Since Marr’s friendship with The The’s Matt Johnson predated The Smiths (Marr would even kip on Johnson’s sofa during early Smiths’ sojourns to London in 1983) it seemed inevitable that the two should finally work together. To promote 1989′s Mind Bomb (including the top 20 hit The Beat(en) Generation), the group embarked on their The The Vs. The World tour resulting, in Marr’s own opinion, in “some of the best shows I’ve ever played”. Equally, he deems their next record, 1993′s critically acclaimed Dusk, one of the best of his career. A lyrically intense exorcism of Johnson’s recent bereavements, Marr sprinkled songs such as Slow Emotion Replay and Love Is Stronger Than Death with his own inimitably poignant Marrdust.

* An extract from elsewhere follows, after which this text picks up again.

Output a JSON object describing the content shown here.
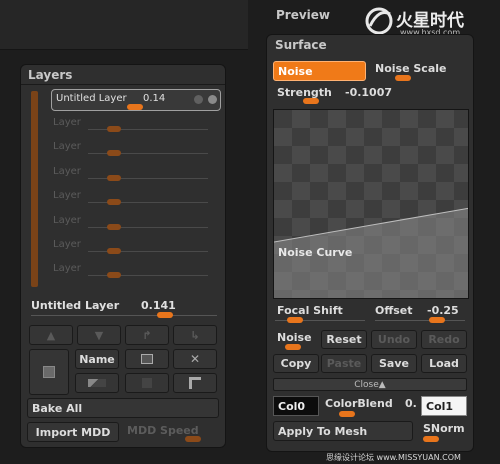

Perhaps it was fate that a young Noel Gallagher was carrying a copy of The The’s Dusk the night he bumped into Marr’s brother, Iain, in Manchester’s Hacienda. As somebody who’d been inspired to pick up a guitar by seeing The Smiths, Noel passed on a demo of his group Oasis, then in the process of getting signed. Johnny duly became Noel’s mentor, helping Oasis find management and, famously, “lending” Noel one of his hallowed Smiths guitars which, as is now part of Gallagher folklore, was possessed by the voodoo spirits of great melody assuring his group’s destiny. Years later, Marr would return to shake some action on Oasis’ 2002 number one album Heathen Chemistry.